▸ **Task prompt**:
Return each line of the records below that contains the word "photo".

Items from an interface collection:
☆ ☆ ☆

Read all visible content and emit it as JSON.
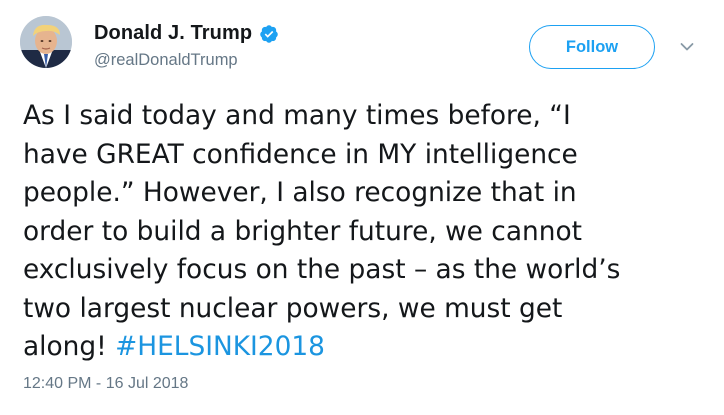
{
  "author": {
    "name": "Donald J. Trump",
    "handle": "@realDonaldTrump",
    "verified": true,
    "avatar_icon": "profile-photo"
  },
  "actions": {
    "follow_label": "Follow",
    "more_icon": "chevron-down-icon"
  },
  "tweet": {
    "lines": [
      "As I said today and many times before, “I",
      "have GREAT confidence in MY intelligence",
      "people.” However, I also recognize that in",
      "order to build a brighter future, we cannot",
      "exclusively focus on the past – as the world’s",
      "two largest nuclear powers, we must get",
      "along! "
    ],
    "hashtag": "#HELSINKI2018",
    "timestamp": "12:40 PM - 16 Jul 2018"
  },
  "colors": {
    "link_blue": "#1b95e0",
    "follow_blue": "#1da1f2",
    "secondary_text": "#657786",
    "primary_text": "#14171a"
  }
}
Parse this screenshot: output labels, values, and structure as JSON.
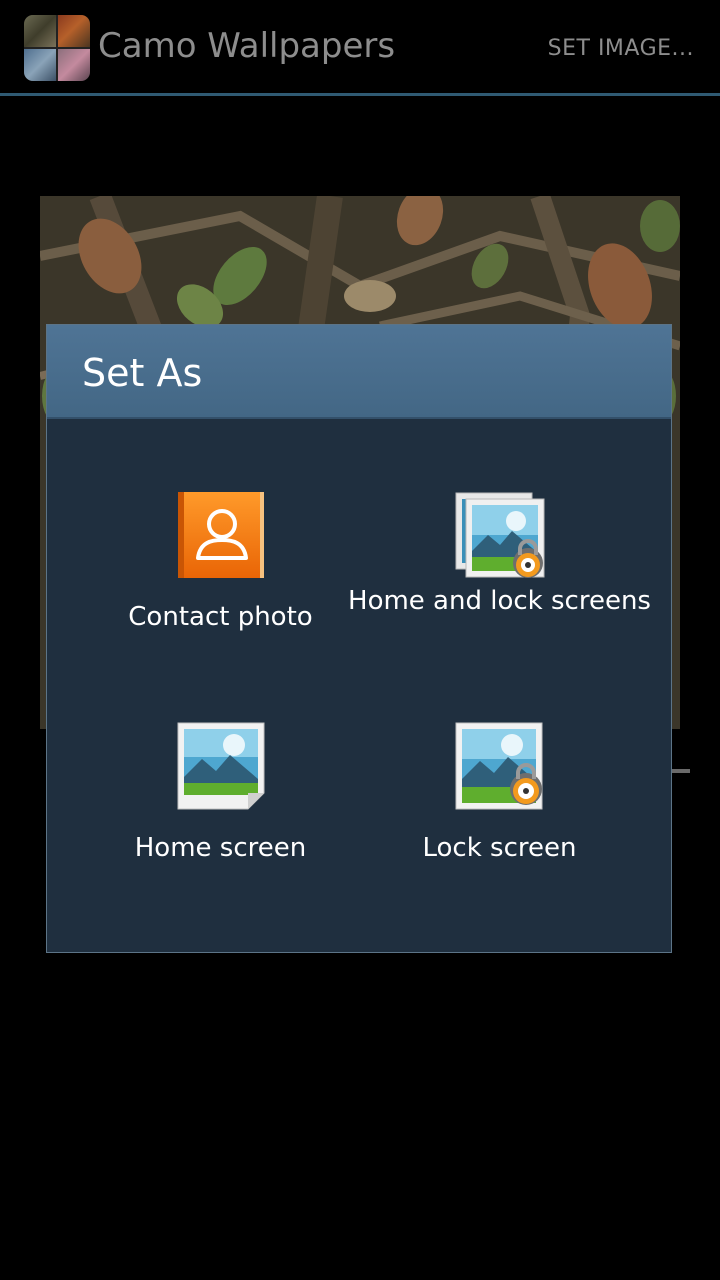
{
  "action_bar": {
    "app_icon": "camo-wallpapers-app-icon",
    "title": "Camo Wallpapers",
    "action_label": "SET IMAGE..."
  },
  "preview": {
    "image": "camo-wallpaper-preview"
  },
  "dialog": {
    "title": "Set As",
    "options": [
      {
        "label": "Contact photo",
        "icon": "contact-photo-icon"
      },
      {
        "label": "Home and lock screens",
        "icon": "home-and-lock-screens-icon"
      },
      {
        "label": "Home screen",
        "icon": "home-screen-icon"
      },
      {
        "label": "Lock screen",
        "icon": "lock-screen-icon"
      }
    ]
  },
  "colors": {
    "action_bar_divider": "#2f5a73",
    "dialog_header": "#4a6e8e",
    "dialog_body": "#1f2f3f",
    "contact_orange": "#f47a12"
  }
}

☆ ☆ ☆

▸ **Answer section**:
    "avatar_icon": "profile-photo"
        "label": "Contact photo",
        "icon": "contact-photo-icon"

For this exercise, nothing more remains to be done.